The new faces in the House will include: Tony Cardenas from the San Fernando Valley in Los Angeles, Juan Vargas from the San Diego area in southern California, Raul Ruiz in southern California, and Michelle Lujan Grisham in New Mexico.
Other notable wins for the Latino caucus in the House include Solomon Vella in southern Texas, Joaquin Castro replacing Charlie Gonzalez and Pette Gallego who unseated Quico Canseco in Texas. Gloria Negrette Cloud in an intra-party fight defeated her fellow Democrat contender Rep. Joe Baca in California.
For some, the combination of Latino voters and new gains in Congress will for the first time sway political positions in Congress.
No more sleeping giant
The myth that Latinos are a sleeping giant is broken claimed Ben Monterroso of Mi Familia Vota. He said because of the number of Latinos who voted in this election is unprecedented both the Republicans and the Democrats will do well to address concerns that are pressing for them. If not, he cautioned that in four years, once again, the “giant” will make itself known.
“No more the sleeping Giant,” said Monterroso. “The giant is awake.”
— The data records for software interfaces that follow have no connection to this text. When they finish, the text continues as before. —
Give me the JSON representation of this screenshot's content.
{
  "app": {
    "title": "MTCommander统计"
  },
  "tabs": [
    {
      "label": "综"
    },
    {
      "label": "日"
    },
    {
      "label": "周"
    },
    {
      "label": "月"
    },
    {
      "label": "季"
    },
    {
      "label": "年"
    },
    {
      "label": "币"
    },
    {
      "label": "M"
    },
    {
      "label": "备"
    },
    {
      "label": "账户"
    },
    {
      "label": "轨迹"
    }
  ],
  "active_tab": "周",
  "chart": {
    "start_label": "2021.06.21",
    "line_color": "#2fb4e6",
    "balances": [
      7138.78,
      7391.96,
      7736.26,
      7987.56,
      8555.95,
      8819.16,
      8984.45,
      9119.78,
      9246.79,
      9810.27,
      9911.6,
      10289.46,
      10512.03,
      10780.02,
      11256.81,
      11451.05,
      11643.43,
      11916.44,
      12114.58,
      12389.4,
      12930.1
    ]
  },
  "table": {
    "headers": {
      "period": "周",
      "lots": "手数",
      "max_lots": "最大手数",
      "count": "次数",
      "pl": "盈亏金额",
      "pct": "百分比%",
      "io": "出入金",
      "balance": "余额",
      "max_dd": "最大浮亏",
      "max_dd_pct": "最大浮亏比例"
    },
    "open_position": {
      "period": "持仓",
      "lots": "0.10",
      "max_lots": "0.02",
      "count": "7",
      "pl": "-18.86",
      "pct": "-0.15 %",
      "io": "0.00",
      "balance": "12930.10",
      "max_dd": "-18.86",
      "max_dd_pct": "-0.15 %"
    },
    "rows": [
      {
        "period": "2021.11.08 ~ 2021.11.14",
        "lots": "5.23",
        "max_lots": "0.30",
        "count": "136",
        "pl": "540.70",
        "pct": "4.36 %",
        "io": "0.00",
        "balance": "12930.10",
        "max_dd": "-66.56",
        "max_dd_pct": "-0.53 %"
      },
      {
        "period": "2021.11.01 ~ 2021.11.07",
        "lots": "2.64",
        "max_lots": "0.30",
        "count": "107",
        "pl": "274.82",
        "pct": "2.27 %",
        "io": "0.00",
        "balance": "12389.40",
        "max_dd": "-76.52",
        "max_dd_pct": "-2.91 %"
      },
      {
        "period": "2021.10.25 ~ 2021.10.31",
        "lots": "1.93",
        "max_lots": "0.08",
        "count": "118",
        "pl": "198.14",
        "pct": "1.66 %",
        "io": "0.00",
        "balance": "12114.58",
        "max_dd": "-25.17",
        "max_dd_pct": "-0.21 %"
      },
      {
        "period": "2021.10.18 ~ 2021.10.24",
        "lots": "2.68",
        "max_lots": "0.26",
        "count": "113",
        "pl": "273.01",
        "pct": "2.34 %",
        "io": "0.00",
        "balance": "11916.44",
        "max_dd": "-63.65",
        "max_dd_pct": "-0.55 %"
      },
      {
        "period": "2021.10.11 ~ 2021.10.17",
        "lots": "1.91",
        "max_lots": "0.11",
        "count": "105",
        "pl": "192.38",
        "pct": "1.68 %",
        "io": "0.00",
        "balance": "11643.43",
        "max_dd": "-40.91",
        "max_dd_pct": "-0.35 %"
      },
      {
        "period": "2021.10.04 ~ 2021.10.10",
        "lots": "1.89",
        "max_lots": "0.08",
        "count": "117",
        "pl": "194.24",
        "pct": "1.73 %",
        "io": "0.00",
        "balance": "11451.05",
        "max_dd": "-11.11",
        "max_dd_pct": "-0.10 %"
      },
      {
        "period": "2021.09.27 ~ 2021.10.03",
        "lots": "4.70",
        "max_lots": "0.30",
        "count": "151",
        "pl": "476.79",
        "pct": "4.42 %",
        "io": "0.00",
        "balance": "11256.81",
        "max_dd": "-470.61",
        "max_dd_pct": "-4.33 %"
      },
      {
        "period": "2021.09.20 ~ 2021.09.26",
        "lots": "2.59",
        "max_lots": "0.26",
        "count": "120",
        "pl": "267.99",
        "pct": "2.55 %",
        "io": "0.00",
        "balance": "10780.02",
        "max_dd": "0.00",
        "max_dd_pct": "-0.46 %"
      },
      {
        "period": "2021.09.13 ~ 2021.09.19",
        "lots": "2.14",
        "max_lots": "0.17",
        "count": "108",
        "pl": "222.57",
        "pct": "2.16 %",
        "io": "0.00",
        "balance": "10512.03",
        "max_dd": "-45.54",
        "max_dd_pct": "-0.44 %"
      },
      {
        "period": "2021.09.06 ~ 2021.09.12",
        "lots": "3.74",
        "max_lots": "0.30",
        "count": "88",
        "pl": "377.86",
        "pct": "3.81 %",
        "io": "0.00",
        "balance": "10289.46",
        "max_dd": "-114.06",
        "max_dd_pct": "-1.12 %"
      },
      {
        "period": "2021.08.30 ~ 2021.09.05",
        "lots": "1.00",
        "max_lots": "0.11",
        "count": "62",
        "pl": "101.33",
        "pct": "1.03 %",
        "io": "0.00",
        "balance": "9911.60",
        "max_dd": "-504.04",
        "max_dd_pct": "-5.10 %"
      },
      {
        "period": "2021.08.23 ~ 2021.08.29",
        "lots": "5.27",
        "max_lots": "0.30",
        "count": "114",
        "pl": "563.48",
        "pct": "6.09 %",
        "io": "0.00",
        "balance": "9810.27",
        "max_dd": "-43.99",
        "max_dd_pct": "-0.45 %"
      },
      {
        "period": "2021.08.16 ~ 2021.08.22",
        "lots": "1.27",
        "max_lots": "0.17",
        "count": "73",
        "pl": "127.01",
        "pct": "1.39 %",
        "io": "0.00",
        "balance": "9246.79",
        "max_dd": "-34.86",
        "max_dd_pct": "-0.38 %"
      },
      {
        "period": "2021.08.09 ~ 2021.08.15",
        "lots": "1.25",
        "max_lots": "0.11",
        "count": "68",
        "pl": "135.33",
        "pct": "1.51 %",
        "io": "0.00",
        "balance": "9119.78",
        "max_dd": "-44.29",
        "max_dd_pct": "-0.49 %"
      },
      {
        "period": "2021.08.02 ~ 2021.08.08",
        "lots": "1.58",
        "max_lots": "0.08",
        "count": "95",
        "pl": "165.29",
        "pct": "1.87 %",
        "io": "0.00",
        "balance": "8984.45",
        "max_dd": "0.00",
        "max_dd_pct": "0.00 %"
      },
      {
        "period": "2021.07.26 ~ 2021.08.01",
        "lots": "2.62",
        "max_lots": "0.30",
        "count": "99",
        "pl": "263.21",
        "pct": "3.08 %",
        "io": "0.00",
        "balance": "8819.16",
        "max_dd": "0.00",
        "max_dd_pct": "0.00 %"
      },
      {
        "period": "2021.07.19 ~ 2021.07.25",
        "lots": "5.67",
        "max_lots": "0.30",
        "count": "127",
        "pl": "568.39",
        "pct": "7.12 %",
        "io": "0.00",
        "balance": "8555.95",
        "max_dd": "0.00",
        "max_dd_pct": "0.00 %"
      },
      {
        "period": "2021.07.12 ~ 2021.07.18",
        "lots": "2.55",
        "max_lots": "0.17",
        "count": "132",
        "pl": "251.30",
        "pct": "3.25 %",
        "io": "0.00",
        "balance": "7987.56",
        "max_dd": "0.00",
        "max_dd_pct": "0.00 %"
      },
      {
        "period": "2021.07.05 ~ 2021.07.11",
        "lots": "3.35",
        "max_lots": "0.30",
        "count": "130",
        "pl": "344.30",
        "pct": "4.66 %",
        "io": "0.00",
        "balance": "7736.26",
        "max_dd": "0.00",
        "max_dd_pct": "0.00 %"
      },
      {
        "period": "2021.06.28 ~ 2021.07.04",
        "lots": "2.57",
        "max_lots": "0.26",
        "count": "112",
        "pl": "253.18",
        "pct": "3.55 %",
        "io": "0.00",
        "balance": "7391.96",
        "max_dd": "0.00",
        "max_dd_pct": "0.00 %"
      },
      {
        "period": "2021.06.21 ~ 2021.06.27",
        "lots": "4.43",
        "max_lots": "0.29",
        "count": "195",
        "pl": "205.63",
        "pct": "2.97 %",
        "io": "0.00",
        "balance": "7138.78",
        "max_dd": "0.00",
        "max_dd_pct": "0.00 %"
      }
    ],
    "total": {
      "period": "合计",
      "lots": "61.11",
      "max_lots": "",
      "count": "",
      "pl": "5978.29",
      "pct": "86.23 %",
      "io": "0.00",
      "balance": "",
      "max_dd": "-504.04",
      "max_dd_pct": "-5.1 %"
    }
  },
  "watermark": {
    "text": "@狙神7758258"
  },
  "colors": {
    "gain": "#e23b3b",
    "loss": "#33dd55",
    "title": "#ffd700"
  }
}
As an organization, Mi Familia Vota registered over 82,000 Latinos and reached out to over 300,000 Latinos. Whether it’s Obama or Romney who would have won the election they expect results, he said. Some of these decisions hinge on immigration reform and addressing policies that help alleviate economic woes, particularly since Latinos are hardest hit in the recession.
The stakes are now higher for Obama than the GOP.
“Despite over the millions of deportations, despite a number of other failures on foreclosures and many other issues, Hispanics still voted in higher numbers for this president than they had in 2008 when they didn’t know him and they really believed him in his campaign of change,” said Torres. “Yesterday, before the election was over, they were already issuing a press release saying: ‘You owe us.'”
Now that the tables have turned and Latinos are poised to play a role in shaping the political sphere, Torres says there’s a greater need to stake out an early position on leadership in the next Congress.
“We must now distinguish ourselves as not waiting for the president to have to take a leadership role,” said Torres. “It’s incumbent upon Latinos if we have now graduated to serious politics—we have to step up further and take on the leadership on solving problems and not constantly waiting for others to act. We must present the president with our own vision.”